It’s obvious; however, that José Borghi has both of these qualities in spades. He started his agency Borghi Lowe, (now Mullen Lowe), with his own money, co-founder Erh Ray’s money, a lot of hard work and a lot of burning the midnight oil. The 2 strove to produce a successful marketing product every time to develop the type of reputation that would help them to get ahead in the industry. Eventually, Ray moved on to become Co-CEO and Partner at BETC Sao Paulo on us.mullenlowe.com. In 2009, the Lowe agency merged with the Borghi’s agency to become Borghi Lowe and Andre Gomes now shares the head CEO position with Borghi.
Two of José Borghi’s most recognizable advertising campaigns are:
• Mammals Parmalat where children dressed in stuffed animal costumes and sang catchy jingles and songs, and
• The Sazon campaign that featured a song everyone seems to love and recognize, “Is Love.”
However, throughout his career, while working for both himself and others, he has worked on numerous campaigns including ones for:
• American Express,
• Delta Airlines,
• The Down Syndrome Association,
• Procter and Gamble,
• Asia Motors,
• Coral Paints,
• Unilever, and
• Many more
This young man, born in Presidente Prudente Brazil has made quite a name for himself throughout the world. In fact, Jose Borghi didn’t even know what career path he would follow until his young adult years. His sister took him to see a play at a local theater and he realized he wanted to entertain.

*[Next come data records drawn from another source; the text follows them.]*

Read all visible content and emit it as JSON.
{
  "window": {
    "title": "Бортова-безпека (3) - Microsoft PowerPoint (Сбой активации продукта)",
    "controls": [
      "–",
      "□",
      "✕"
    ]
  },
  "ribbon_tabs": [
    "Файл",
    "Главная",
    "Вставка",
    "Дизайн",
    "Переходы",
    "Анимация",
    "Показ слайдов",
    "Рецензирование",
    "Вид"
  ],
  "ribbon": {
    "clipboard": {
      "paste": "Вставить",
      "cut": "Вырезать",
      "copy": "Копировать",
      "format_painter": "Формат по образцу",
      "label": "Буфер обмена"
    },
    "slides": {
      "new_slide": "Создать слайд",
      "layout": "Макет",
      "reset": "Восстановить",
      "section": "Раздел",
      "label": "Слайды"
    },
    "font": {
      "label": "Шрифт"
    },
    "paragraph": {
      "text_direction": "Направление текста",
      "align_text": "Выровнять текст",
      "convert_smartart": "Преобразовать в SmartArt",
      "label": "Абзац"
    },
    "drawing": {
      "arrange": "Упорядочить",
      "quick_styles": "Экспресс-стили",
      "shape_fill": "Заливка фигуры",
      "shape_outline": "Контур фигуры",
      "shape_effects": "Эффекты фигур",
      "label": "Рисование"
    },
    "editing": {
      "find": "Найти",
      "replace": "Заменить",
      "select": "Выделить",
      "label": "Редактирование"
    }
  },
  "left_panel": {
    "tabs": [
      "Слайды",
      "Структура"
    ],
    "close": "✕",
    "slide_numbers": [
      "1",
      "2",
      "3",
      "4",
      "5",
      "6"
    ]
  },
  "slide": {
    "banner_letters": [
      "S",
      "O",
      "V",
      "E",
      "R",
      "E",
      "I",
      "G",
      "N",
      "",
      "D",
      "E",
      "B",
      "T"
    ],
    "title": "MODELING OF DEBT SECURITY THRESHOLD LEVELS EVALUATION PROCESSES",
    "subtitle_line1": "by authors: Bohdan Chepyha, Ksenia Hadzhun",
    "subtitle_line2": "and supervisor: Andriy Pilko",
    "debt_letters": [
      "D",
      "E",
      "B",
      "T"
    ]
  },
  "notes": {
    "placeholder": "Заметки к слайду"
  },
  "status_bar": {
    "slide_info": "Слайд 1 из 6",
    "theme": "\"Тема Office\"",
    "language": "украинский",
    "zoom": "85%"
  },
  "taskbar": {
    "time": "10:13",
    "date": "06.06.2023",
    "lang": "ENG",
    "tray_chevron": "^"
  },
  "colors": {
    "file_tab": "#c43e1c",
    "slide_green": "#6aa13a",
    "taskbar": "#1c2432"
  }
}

However, he knew he would have to work hard to find success.
Having tongue planted firmly in cheek and with an eye on the change in political discourse over the past few decades, two veteran restauranteurs have decided to have some fun while offering comfort food in the East Village. The opening of‘Merica is set for October 15, with the marketing gimmick something that can result in a chuckle or some anger, depending on the person.
The restaurant, located at 320 East 6th Street, is the brainchild of Radouane Eljaouhari and Zach Neil. It seeks to skewer both sides of the political aisle as it fills the stomach of its patrons. Much of the food that will dot its menu is likely to be considered unhealthy by any breathing nutritionist. Of course, many state fairs across the country come up with popular new concoctions every year that are considered death on a plate.
Part of the appeal of eating at ‘Merica will be the opportunity to see much of what stereotypical America looks like in the minds of its most self-patriotic people. Antique guns and some assault weapons, both presumably unloaded, will be scattered about with standard sports memorabilia and tributes to icons like John Wayne and Chuck Norris.
The two current presidential candidates, Donald Trump and Hillary Clinton, will have their own signature foods on the menu, each a jab at their past actions. The T-Rump Mexican burger, in tribute to the candidate’s controversial immigration proposals will use beef coming from the rump of a cow. On top will be pepperjack cheese and a collection of onions, peppers and grilled mushrooms that effectively build a wall of offerings.
Clinton’s penchant for skirting the truth is the basis for the 100 Calorie Lie triple bacon cheeseburger. The untruth in this case is that the burger comes anywhere near 100 calories, especially when it’s topped by macaroni and cheese.
Thursdays should be interesting since the restaurant plans to have a weekly debate night between patrons. Also, when tributes to Norris are held, diners wearing camouflage will be able to get a discount for food while his movies are shown.